“In relation to the temporarily occupied territories, a significant factor contributing to this “patriotic education” is the fact that in 2020 all Ukrainian schools there were required to follow the standards of the Russian Federation and as of then, all educational institutions in the temporarily occupied territories switched to the educational standards of the Russian Federation”.
Сhange of the citizenship of Ukrainian children and placement in Russian families will have serious consequences for preserving the child’s identity
The Report qualifies change of the citizenship of Ukrainian children in the occupied territories and those taken to Russia as illegitimate:
“All these legislative acts pertaining to the change of the citizenship of Ukrainian children not only run counter Article 12 of the UNCRC obliging States to involve children in decision-making concerning the child or at least enable their participation and fulfilment of child’s right to be heard”
Change of the citizenship of Ukrainian children is also seen as a threat to the preservation of the child’s identity:
“This is also a profound violation of Article 8 of the UNCRC protecting child’s right to identity. As noted by the IICIU, the granting of Russian citizenship to such children and implementing various family placement measures “may have profound implication on a child’s identity” and thus constitutes a violation of Article 8 of the UNCRC”.

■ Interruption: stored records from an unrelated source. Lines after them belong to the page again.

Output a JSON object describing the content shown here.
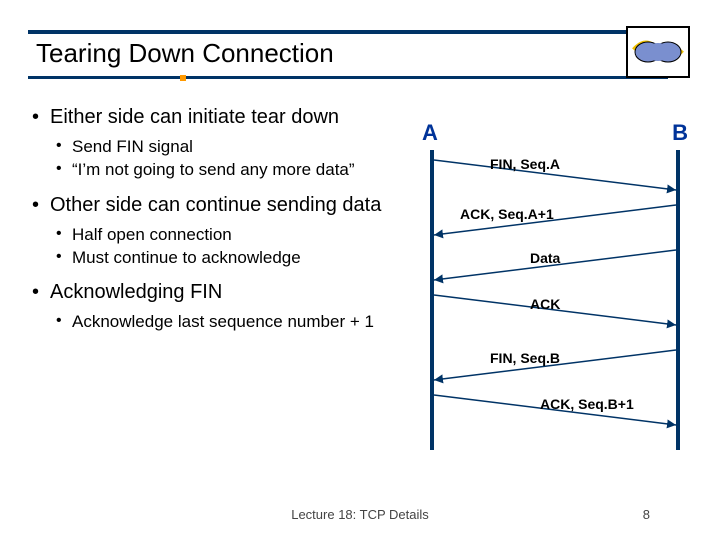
{
  "title": "Tearing Down Connection",
  "bullets": {
    "b1a": "Either side can initiate tear down",
    "b1a_s1": "Send FIN signal",
    "b1a_s2": "“I’m not going to send any more data”",
    "b1b": "Other side can continue sending data",
    "b1b_s1": "Half open connection",
    "b1b_s2": "Must continue to acknowledge",
    "b1c": "Acknowledging FIN",
    "b1c_s1": "Acknowledge last sequence number + 1"
  },
  "diagram": {
    "endpointA": "A",
    "endpointB": "B",
    "msgs": {
      "finA": "FIN, Seq.A",
      "ackA1": "ACK, Seq.A+1",
      "data": "Data",
      "ack": "ACK",
      "finB": "FIN, Seq.B",
      "ackB1": "ACK, Seq.B+1"
    }
  },
  "footer": "Lecture 18: TCP Details",
  "pagenum": "8"
}
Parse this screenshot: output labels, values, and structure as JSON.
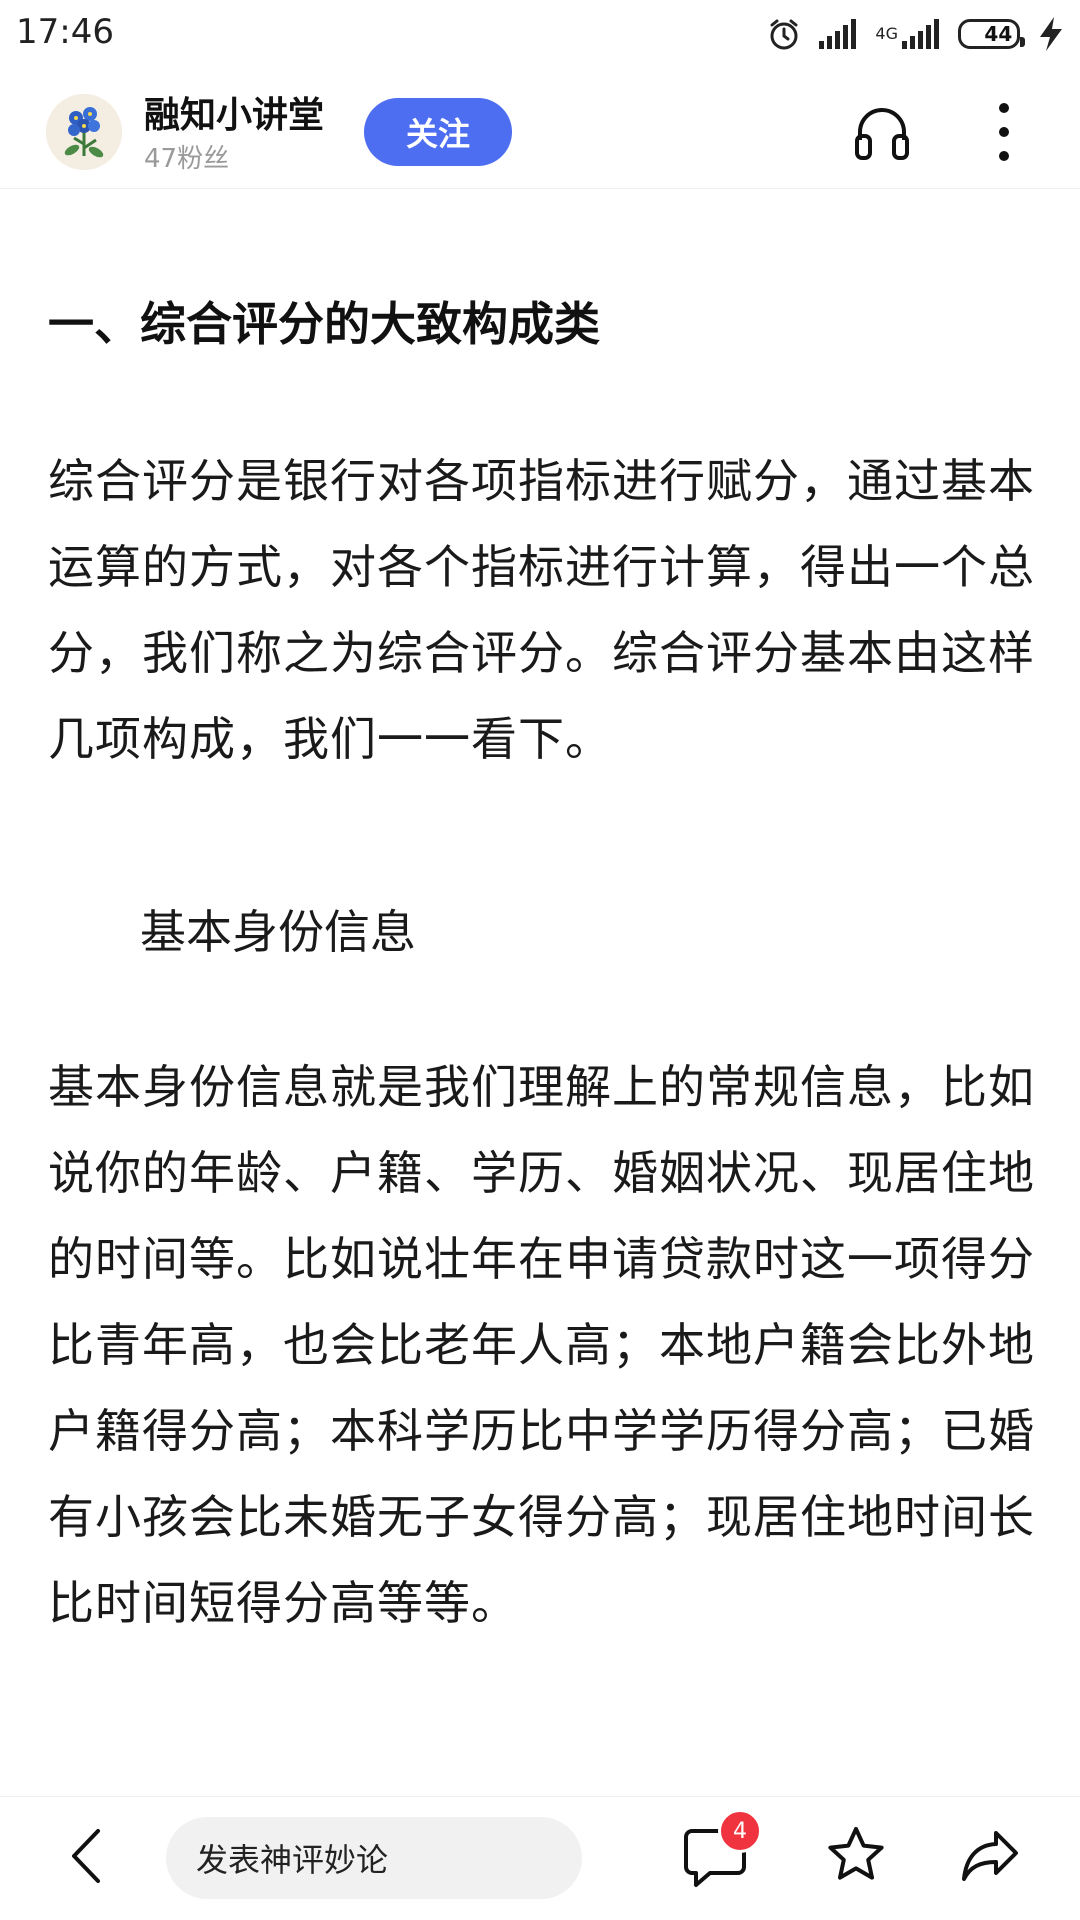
{
  "status_bar": {
    "time": "17:46",
    "network": "4G",
    "battery": "44",
    "icons": [
      "alarm-icon",
      "signal-icon",
      "signal-4g-icon",
      "battery-icon",
      "charging-icon"
    ]
  },
  "header": {
    "author_name": "融知小讲堂",
    "fans": "47粉丝",
    "follow_label": "关注",
    "accent_color": "#4e6ef2",
    "icons": [
      "avatar-flower",
      "headphone-icon",
      "more-vertical-icon"
    ]
  },
  "article": {
    "heading": "一、综合评分的大致构成类",
    "paragraph1": "综合评分是银行对各项指标进行赋分，通过基本运算的方式，对各个指标进行计算，得出一个总分，我们称之为综合评分。综合评分基本由这样几项构成，我们一一看下。",
    "subheading": "基本身份信息",
    "paragraph2": "基本身份信息就是我们理解上的常规信息，比如说你的年龄、户籍、学历、婚姻状况、现居住地的时间等。比如说壮年在申请贷款时这一项得分比青年高，也会比老年人高；本地户籍会比外地户籍得分高；本科学历比中学学历得分高；已婚有小孩会比未婚无子女得分高；现居住地时间长比时间短得分高等等。"
  },
  "bottom_bar": {
    "comment_placeholder": "发表神评妙论",
    "comment_count": "4",
    "badge_color": "#f0343f",
    "icons": [
      "back-icon",
      "comment-icon",
      "star-icon",
      "share-icon"
    ]
  }
}
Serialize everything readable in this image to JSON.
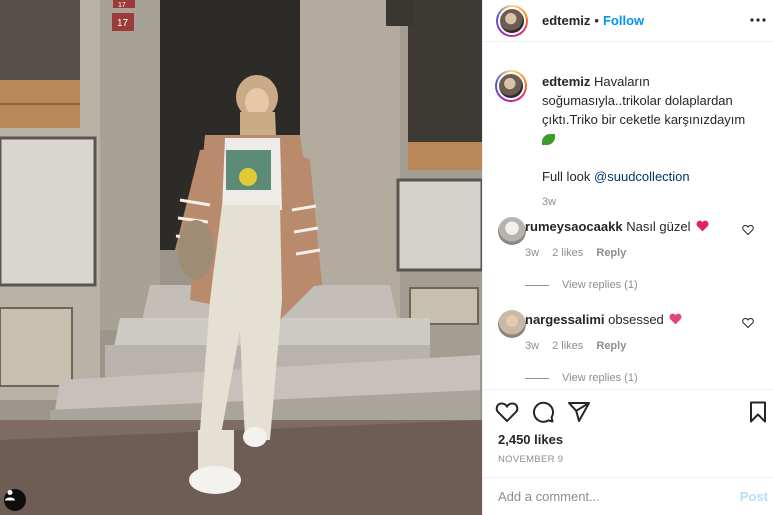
{
  "photo": {
    "alt_icon": "user-tag-icon",
    "door_numbers": [
      "17",
      "17"
    ]
  },
  "header": {
    "username": "edtemiz",
    "separator": "•",
    "follow_label": "Follow",
    "more_icon": "more-options-icon"
  },
  "caption": {
    "username": "edtemiz",
    "text": "Havaların soğumasıyla..trikolar dolaplardan çıktı.Triko bir ceketle karşınızdayım",
    "emoji": "leaf-emoji",
    "full_look_label": "Full look",
    "mention": "@suudcollection",
    "time": "3w"
  },
  "comments": [
    {
      "username": "rumeysaocaakk",
      "text": "Nasıl güzel",
      "emoji": "red-heart",
      "time": "3w",
      "likes": "2 likes",
      "reply_label": "Reply",
      "view_replies": "View replies (1)"
    },
    {
      "username": "nargessalimi",
      "text": "obsessed",
      "emoji": "pink-heart",
      "time": "3w",
      "likes": "2 likes",
      "reply_label": "Reply",
      "view_replies": "View replies (1)"
    }
  ],
  "actions": {
    "likes": "2,450 likes",
    "date": "NOVEMBER 9",
    "comment_placeholder": "Add a comment...",
    "post_label": "Post"
  },
  "colors": {
    "accent": "#0095f6",
    "post_disabled": "#b2dffc",
    "muted": "#8e8e8e",
    "heart": "#ed4956"
  }
}
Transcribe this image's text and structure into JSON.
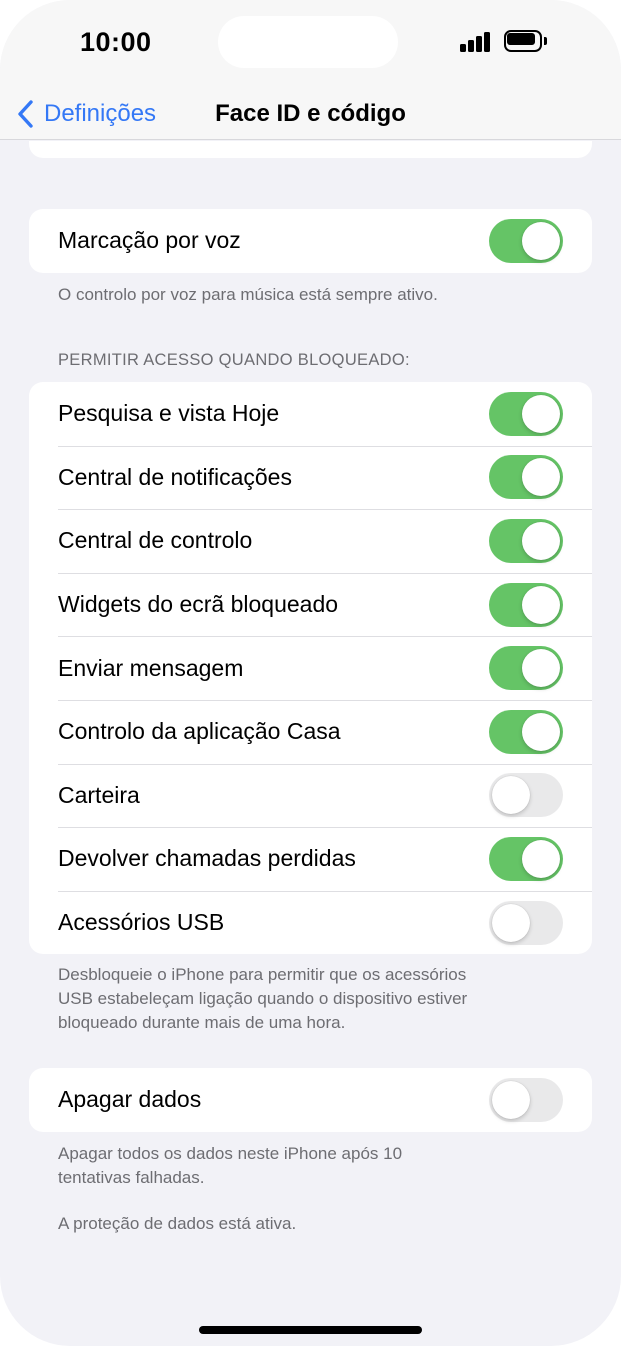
{
  "status": {
    "time": "10:00"
  },
  "nav": {
    "back_label": "Definições",
    "title": "Face ID e código"
  },
  "voice": {
    "label": "Marcação por voz",
    "on": true,
    "footnote": "O controlo por voz para música está sempre ativo."
  },
  "locked_access": {
    "header": "PERMITIR ACESSO QUANDO BLOQUEADO:",
    "items": [
      {
        "label": "Pesquisa e vista Hoje",
        "on": true
      },
      {
        "label": "Central de notificações",
        "on": true
      },
      {
        "label": "Central de controlo",
        "on": true
      },
      {
        "label": "Widgets do ecrã bloqueado",
        "on": true
      },
      {
        "label": "Enviar mensagem",
        "on": true
      },
      {
        "label": "Controlo da aplicação Casa",
        "on": true
      },
      {
        "label": "Carteira",
        "on": false
      },
      {
        "label": "Devolver chamadas perdidas",
        "on": true
      },
      {
        "label": "Acessórios USB",
        "on": false
      }
    ],
    "footnote_lines": [
      "Desbloqueie o iPhone para permitir que os acessórios",
      "USB estabeleçam ligação quando o dispositivo estiver",
      "bloqueado durante mais de uma hora."
    ]
  },
  "erase": {
    "label": "Apagar dados",
    "on": false,
    "footnote_lines": [
      "Apagar todos os dados neste iPhone após 10",
      "tentativas falhadas."
    ],
    "protection_note": "A proteção de dados está ativa."
  },
  "colors": {
    "accent": "#3478f6",
    "toggle_on": "#65c466",
    "toggle_off": "#e9e9ea"
  }
}
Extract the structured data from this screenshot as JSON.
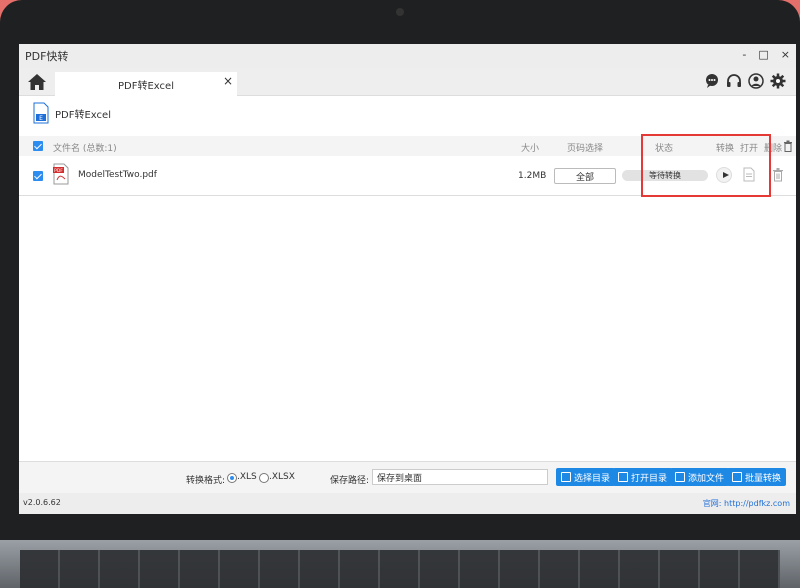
{
  "window": {
    "title": "PDF快转",
    "controls": [
      "-",
      "□",
      "×"
    ]
  },
  "tabs": [
    {
      "label": "PDF转Excel",
      "close": "×"
    }
  ],
  "mode": {
    "label": "PDF转Excel"
  },
  "table": {
    "headers": {
      "filename": "文件名 (总数:1)",
      "size": "大小",
      "pages": "页码选择",
      "status": "状态",
      "convert": "转换",
      "open": "打开",
      "delete": "删除"
    },
    "rows": [
      {
        "name": "ModelTestTwo.pdf",
        "size": "1.2MB",
        "pages": "全部",
        "status": "等待转换",
        "checked": true
      }
    ]
  },
  "bottom": {
    "format_label": "转换格式:",
    "format_options": [
      ".XLS",
      ".XLSX"
    ],
    "format_selected": ".XLS",
    "path_label": "保存路径:",
    "path_value": "保存到桌面",
    "buttons": [
      "选择目录",
      "打开目录",
      "添加文件",
      "批量转换"
    ]
  },
  "statusbar": {
    "version": "v2.0.6.62",
    "site": "官网: http://pdfkz.com"
  },
  "colors": {
    "accent": "#1e88e5",
    "highlight": "#e53935",
    "checkbox": "#2d8cf0"
  },
  "icons": [
    "home-icon",
    "chat-icon",
    "headset-icon",
    "user-icon",
    "gear-icon",
    "excel-file-icon",
    "pdf-file-icon",
    "play-icon",
    "document-icon",
    "trash-icon"
  ]
}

Russification of education – a violation of the right to education of Ukrainian children taken to the Russian Federation
The Report states that children are subject to Russian education standard, which are aimed at “patriotic education” in the spirit of Russian values:
“There are also credible reports on special measures taken to ensure an education of Ukrainian children that is ‘patriotic’ towards Russia. It is therefore evident that the approach to education of the Ukrainian children by the Russian authorities violates these children’s right to education as set out in Articles 28 and 29 of the UNCRC”.
Military education and militarization of children through school education and/or an after-school activity
The Report also separately mentions the militarization of children and the imposition of Russian youth military-patriotic organizations. These practices may constitute a violation of their right to rest and leisure.
About military education and militarization.
“There is also credible evidence of military training, involving not only lessons about the military personalities of the Russian Federation, but also drills and even learning how to assemble weapons” (source “The Russian system of destroying the identity of children in the TOT”).
The OSCE emphasizes that it has received the information concerning the allegations of violations of children’s rights under Article 31 of the UNCRC.
“As already noted above, the children are commonly subjected to military education, which extends to their leisure time as part of the mainstream education and/or an after-school activity, (source “The Russian system of destroying the identity of children in the TOT), which bear the hallmarks of “compulsory or enforced games” as stipulated by the CRC”.
Forcing children to join Russian youth organizations.
Moreover, there is evidence that children are required to join youth organizations such as military patriotic clubs of various cities and “Cossack Cadet Corps”.
Moreover, the OSCE emphasizes that it has not established a single instance when even an element of Ukrainian culture would have been allowed by the Russian authorities. The Mission thus concludes that the children’s rights under Article 31 of the UNCRC have been violated.
The Moscow Mechanism is a formal procedure within the OSCE that allows the deployment of an independent international mission to investigate information on human rights violations, war crimes and crimes against humanity, including attacks on civilians and civilian infrastructure. The result of the mission's work is a report with recommendations that will contribute to the prosecution of the guilty in national and international courts or tribunals. This mechanism is called "Moscow" because it was approved at the Conference on the Human Dimension of the OSCE held in 1991 in Moscow. In March 2023, 45 OSCE participating states activated the "Moscow Mechanism" to investigate the deportation of Ukrainian children by Russia.